I would like to plagarize the caption to one photo in volume III: "The blissful state: my wife, in our kitchen. I have no doubt at all that this translucent smile, this happy reflectiveness, was able to arise in her because of the nature of the surrounding: an ordinary kitchen, which i made not for magazines, but in a way to make our family as comfortable as possible. It is not possible, I think, to separate the life of the environment -- its untidy geometric ordinariness and organization -- from the beauty of that sleepy smile which arose in her."

The books are large and heavy but not unreasonably so. They are pricey mostly, i suspect, because they are provided through a small specialized publisher without the economics of scale that a large slick publishing company could provide.
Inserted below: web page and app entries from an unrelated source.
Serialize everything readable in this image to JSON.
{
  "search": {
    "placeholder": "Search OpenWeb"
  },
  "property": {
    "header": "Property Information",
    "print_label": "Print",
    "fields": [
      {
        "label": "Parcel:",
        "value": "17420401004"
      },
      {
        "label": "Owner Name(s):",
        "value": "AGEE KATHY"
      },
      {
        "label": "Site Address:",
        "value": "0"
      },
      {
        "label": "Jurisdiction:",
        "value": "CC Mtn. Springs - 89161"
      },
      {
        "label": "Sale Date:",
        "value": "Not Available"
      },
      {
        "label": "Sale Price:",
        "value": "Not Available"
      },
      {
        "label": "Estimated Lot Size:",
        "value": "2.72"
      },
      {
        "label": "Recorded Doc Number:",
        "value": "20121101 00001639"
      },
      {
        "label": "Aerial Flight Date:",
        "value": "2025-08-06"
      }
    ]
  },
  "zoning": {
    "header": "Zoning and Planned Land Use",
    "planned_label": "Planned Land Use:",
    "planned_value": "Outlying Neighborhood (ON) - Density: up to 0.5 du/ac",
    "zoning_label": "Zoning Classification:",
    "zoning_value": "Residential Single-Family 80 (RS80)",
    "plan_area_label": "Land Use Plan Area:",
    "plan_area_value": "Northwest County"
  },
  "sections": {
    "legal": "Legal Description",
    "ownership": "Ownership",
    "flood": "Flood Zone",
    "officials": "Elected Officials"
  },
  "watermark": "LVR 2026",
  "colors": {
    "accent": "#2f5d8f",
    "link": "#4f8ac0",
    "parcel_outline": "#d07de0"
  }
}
Due to some publishing quirk, volume III came out after volume IV.

Please visit the Pattern Language site to find out more about Christopher Alexander and his ideas.

Living Lightly on Earth

More general books about green living and modern life, reducing our dependence on fossil fuels, and the economics, environment and culture we live in.

The Last Hours of Ancient Sunlight

Thom Hartmann, Three Rivers Press, 1999
Sounding like a great title for an historical or science fiction novel, perhaps - Ancient Sunlight refers to the fossil fuels we burn and use in mass quantities every day.

I attended one of Thom's presentations near Chelsea Michigan in 1999. I took notes.


Dan Chiras and Dave Wann
If you're stuck in the bland suburbs around one of our major or minor cities, you probably aren't going to be free to play with cob or pound tires for an Earthship. You might not even be able to mount solar PV or thermal panels without a fuss from neighbors or a silly HOA. This book explains what you can do! Getting with neighbors, composting, making paths, etc. For those who can't do the major cutting edge stuff (though a photo of Dan's quasi-earthship-like house appears on the cover) but wants life in the suburbs to be as wonderful as possible.

Reviews written by and (c)2006 Daren Scot Wilson - Boulder Colorado / Orlando, FL